• _TASK GOAL_
Filter the records below, keeping only lines with the string "name".

• _RECORDED INFORMATION_
**********

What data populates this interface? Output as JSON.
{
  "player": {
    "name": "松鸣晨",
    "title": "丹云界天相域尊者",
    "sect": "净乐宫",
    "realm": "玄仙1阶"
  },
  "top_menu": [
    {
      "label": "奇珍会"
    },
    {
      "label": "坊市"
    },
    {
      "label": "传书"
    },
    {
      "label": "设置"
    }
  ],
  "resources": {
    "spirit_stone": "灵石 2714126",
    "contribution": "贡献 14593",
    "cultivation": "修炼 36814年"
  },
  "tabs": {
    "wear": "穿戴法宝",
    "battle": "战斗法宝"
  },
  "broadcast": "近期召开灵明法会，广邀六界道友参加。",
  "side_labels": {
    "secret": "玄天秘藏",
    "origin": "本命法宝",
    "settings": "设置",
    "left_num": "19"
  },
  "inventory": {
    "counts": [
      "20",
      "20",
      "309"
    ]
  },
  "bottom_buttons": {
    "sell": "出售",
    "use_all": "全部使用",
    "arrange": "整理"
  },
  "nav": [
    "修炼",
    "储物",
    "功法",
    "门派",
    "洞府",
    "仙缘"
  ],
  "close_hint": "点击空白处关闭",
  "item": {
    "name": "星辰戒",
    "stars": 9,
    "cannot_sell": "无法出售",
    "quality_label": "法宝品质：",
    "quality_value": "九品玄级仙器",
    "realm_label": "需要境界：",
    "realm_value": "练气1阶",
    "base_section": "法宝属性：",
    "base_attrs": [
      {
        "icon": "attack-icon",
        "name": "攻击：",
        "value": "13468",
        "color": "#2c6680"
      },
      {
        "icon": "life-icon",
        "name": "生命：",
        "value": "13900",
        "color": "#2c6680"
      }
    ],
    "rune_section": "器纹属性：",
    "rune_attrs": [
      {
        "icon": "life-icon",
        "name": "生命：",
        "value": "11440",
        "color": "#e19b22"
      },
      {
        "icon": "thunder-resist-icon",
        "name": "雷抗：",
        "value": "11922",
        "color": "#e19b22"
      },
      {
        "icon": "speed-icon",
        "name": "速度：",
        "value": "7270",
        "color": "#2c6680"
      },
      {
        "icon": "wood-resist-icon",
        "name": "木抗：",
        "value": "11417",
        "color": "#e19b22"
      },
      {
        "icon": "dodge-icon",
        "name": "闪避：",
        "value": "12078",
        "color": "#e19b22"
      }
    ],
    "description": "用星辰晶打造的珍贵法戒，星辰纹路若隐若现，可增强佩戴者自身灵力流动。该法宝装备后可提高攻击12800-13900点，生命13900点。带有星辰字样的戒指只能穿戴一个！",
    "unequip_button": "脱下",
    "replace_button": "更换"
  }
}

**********

• _TASK RESPONSE_
    "name": "松鸣晨",
    "name": "星辰戒",
        "name": "攻击：",
        "name": "生命：",
        "name": "生命：",
        "name": "雷抗：",
        "name": "速度：",
        "name": "木抗：",
        "name": "闪避：",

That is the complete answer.